== DATASET CONTENT ==

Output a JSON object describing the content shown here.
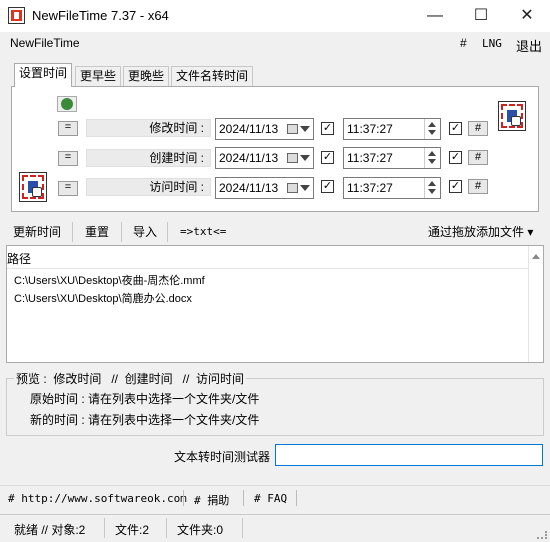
{
  "window": {
    "title": "NewFileTime 7.37 - x64",
    "minimize_glyph": "—",
    "maximize_glyph": "☐",
    "close_glyph": "✕"
  },
  "menubar": {
    "app_label": "NewFileTime",
    "hash_label": "#",
    "lng_label": "LNG",
    "exit_label": "退出"
  },
  "tabs": [
    {
      "label": "设置时间",
      "active": true
    },
    {
      "label": "更早些",
      "active": false
    },
    {
      "label": "更晚些",
      "active": false
    },
    {
      "label": "文件名转时间",
      "active": false
    }
  ],
  "time_rows": [
    {
      "eq_label": "=",
      "label": "修改时间 :",
      "date": "2024/11/13",
      "time": "11:37:27",
      "date_checked": true,
      "time_checked": true,
      "hash_label": "#"
    },
    {
      "eq_label": "=",
      "label": "创建时间 :",
      "date": "2024/11/13",
      "time": "11:37:27",
      "date_checked": true,
      "time_checked": true,
      "hash_label": "#"
    },
    {
      "eq_label": "=",
      "label": "访问时间 :",
      "date": "2024/11/13",
      "time": "11:37:27",
      "date_checked": true,
      "time_checked": true,
      "hash_label": "#"
    }
  ],
  "toolbar": {
    "update_label": "更新时间",
    "reset_label": "重置",
    "import_label": "导入",
    "txt_label": "=>txt<=",
    "drag_add_label": "通过拖放添加文件",
    "drag_add_arrow": "▾"
  },
  "file_list": {
    "header": "路径",
    "rows": [
      "C:\\Users\\XU\\Desktop\\夜曲-周杰伦.mmf",
      "C:\\Users\\XU\\Desktop\\简鹿办公.docx"
    ]
  },
  "preview": {
    "caption": "预览 :  修改时间   //  创建时间   //  访问时间",
    "original_time": "原始时间 : 请在列表中选择一个文件夹/文件",
    "new_time": "新的时间 : 请在列表中选择一个文件夹/文件"
  },
  "tester": {
    "label": "文本转时间测试器",
    "value": ""
  },
  "footer_links": [
    "# http://www.softwareok.com",
    "# 捐助",
    "# FAQ"
  ],
  "status": {
    "ready": "就绪 // 对象:2",
    "files": "文件:2",
    "folders": "文件夹:0"
  },
  "icons": {
    "app": "app-logo-icon",
    "refresh": "refresh-icon",
    "file_time": "file-time-icon",
    "calendar": "calendar-icon",
    "dropdown": "chevron-down-icon"
  },
  "colors": {
    "accent_input_border": "#0078d7",
    "icon_red": "#cc2222",
    "icon_blue": "#2a4fa8",
    "refresh_green": "#3a8a3a"
  }
}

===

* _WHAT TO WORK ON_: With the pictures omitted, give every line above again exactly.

* _RESULT FOR THIS EXERCISE_:
Output a JSON object describing the content shown here.
{
  "window": {
    "title": "NewFileTime 7.37 - x64",
    "minimize_glyph": "—",
    "maximize_glyph": "☐",
    "close_glyph": "✕"
  },
  "menubar": {
    "app_label": "NewFileTime",
    "hash_label": "#",
    "lng_label": "LNG",
    "exit_label": "退出"
  },
  "tabs": [
    {
      "label": "设置时间",
      "active": true
    },
    {
      "label": "更早些",
      "active": false
    },
    {
      "label": "更晚些",
      "active": false
    },
    {
      "label": "文件名转时间",
      "active": false
    }
  ],
  "time_rows": [
    {
      "eq_label": "=",
      "label": "修改时间 :",
      "date": "2024/11/13",
      "time": "11:37:27",
      "date_checked": true,
      "time_checked": true,
      "hash_label": "#"
    },
    {
      "eq_label": "=",
      "label": "创建时间 :",
      "date": "2024/11/13",
      "time": "11:37:27",
      "date_checked": true,
      "time_checked": true,
      "hash_label": "#"
    },
    {
      "eq_label": "=",
      "label": "访问时间 :",
      "date": "2024/11/13",
      "time": "11:37:27",
      "date_checked": true,
      "time_checked": true,
      "hash_label": "#"
    }
  ],
  "toolbar": {
    "update_label": "更新时间",
    "reset_label": "重置",
    "import_label": "导入",
    "txt_label": "=>txt<=",
    "drag_add_label": "通过拖放添加文件",
    "drag_add_arrow": "▾"
  },
  "file_list": {
    "header": "路径",
    "rows": [
      "C:\\Users\\XU\\Desktop\\夜曲-周杰伦.mmf",
      "C:\\Users\\XU\\Desktop\\简鹿办公.docx"
    ]
  },
  "preview": {
    "caption": "预览 :  修改时间   //  创建时间   //  访问时间",
    "original_time": "原始时间 : 请在列表中选择一个文件夹/文件",
    "new_time": "新的时间 : 请在列表中选择一个文件夹/文件"
  },
  "tester": {
    "label": "文本转时间测试器",
    "value": ""
  },
  "footer_links": [
    "# http://www.softwareok.com",
    "# 捐助",
    "# FAQ"
  ],
  "status": {
    "ready": "就绪 // 对象:2",
    "files": "文件:2",
    "folders": "文件夹:0"
  },
  "icons": {
    "app": "app-logo-icon",
    "refresh": "refresh-icon",
    "file_time": "file-time-icon",
    "calendar": "calendar-icon",
    "dropdown": "chevron-down-icon"
  },
  "colors": {
    "accent_input_border": "#0078d7",
    "icon_red": "#cc2222",
    "icon_blue": "#2a4fa8",
    "refresh_green": "#3a8a3a"
  }
}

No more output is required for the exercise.